This talk will go through the process of writing an API extension for Nova from the point of view of someone who is new to OpenStack development. Using a couple of real examples it will cover: - basics of how an extension needs to be structured to handle requests - how to manage lack of versioning in nova extensions when wanting to extend existing behavior - how to write the tests that need to supplied with a new extensions - how to generate the API documentation that needs to be supplied with new functionality
Christopher Yeoh is an employee of the IBM Australia Development Laboratory, in Adelaide, Australia. Since starting at IBM in 2001 he has worked on Linux standards, K42 and Linux kernel development, and OpenMPI. He recently started working as part of the Linux Technology Center's OpenStack group, mostly on Nova development.
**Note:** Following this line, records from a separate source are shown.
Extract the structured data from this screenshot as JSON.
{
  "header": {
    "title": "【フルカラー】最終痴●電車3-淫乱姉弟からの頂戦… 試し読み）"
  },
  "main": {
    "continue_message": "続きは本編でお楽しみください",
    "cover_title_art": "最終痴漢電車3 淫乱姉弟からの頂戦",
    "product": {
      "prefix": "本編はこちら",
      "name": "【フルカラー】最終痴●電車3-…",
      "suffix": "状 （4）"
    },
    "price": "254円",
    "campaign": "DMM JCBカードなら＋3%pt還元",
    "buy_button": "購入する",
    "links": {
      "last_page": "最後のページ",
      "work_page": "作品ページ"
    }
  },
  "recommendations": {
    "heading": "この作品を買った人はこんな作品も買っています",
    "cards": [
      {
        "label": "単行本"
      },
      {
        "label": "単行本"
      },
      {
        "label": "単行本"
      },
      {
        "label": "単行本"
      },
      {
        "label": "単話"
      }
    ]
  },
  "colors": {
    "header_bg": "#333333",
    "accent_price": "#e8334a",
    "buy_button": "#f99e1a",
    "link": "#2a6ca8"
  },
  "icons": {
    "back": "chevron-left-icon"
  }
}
The OpenStack Metering Project
In this talk will cover the current state of Ceilometer (the Openstack metering project), it's architecture and future. With the merging of the Synaps project Ceilometer now also deals with user level monitoring like AWS CloudWatch. What does this mean and what can you do with the Ceilometer monitoring and alarming.
Angus is a Red Hat Software Engineer working on the Openstack Heat and Ceilometer projects.
Lightweight PaaS on the NCI OpenStack Cloud
National Computational Infrastructure (NCI), Australia's peak High-Performance Computing facility, will be hosting a High Performance node of the National eResearch Collaboration Tools And Resources (NeCTAR) "National Research Cloud". This is an OpenStack-based cloud supporting world-class research by academics across Australia. However, plain IaaS is a bit too "raw" for most researchers, so we have developed a lightweight PaaS to augment our OpenStack deployment. The system is integrated with LDAP and manages instances with Puppet manifests in git repositories, along with some supporting scripts.
This presentation will cover the main features of our setup, including: how we use Puppet across a multi-tenant situation; using git and gitolite to host Puppet manifests, allowing collaboration on Puppet setups while keeping sensitive configs private; and our nova-boot wrapper script and userdata helper script, which automate the application of the Puppet repository to instances and ensures they are kept in sync. If time permits, a brief demo may be given of cloning a repository, starting an instance from it, and then adjusting the configuration for that instance.
Kevin Pulo is an Academic Consultant and Systems Programmer at NCI (National Computational Infrastructure), located at ANU, where he works on scientific computing, information visualisation and HPC systems. He completed his PhD in the field of Information Visualisation at the University of Sydney and National ICT Australia (NICTA) in 2004. His interests include information visualisation (particularly interactive and animated visualisations), parallel programming, HPC system and package management.
Enabling Compute Clusters atop OpenStack
Infrastructure-as-a-Service model has showcased it's ability to transform how access to compute resources is realized; it delivered on the notion of Infrastructure-as-Code and enabled a new wave of compute adaptability. However, many workload still execute only in a more structured and traditional cluster computing environment where jobs are handed off to a job manager and possibly executed in parallel. We have been deloping CloudMan (usecloudman.org) as a versatile solution for enabling and managing compute clusters in cloud environments via a simple web interface or an API. In this talk, we will present CloudMan and the context in which it is currently being used on NeCTAR, Australia's national cloud.
Enis is a research scientist at the University of Melbourne, Victorian Life Sciences Computation Initiative (VLSCI) working as a technical lead on the Genomics Virtual Laboratory project. He leads the CloudMan project (usecloudman.org) and is part of the Galaxy Team (usegalaxy.org). He has a background in distributed computing and has been working with cloud technologies for the past three years during which he has developed CloudMan and contributed to a range of other open source projects (CloudBioLinux, BioBlend, Galaxy).
Shared Panel Session with Open Government
Joshua McKenty, Tristan Goode, Open Govt participants TBA
If you have any questions, please feel free to contact us at [masked]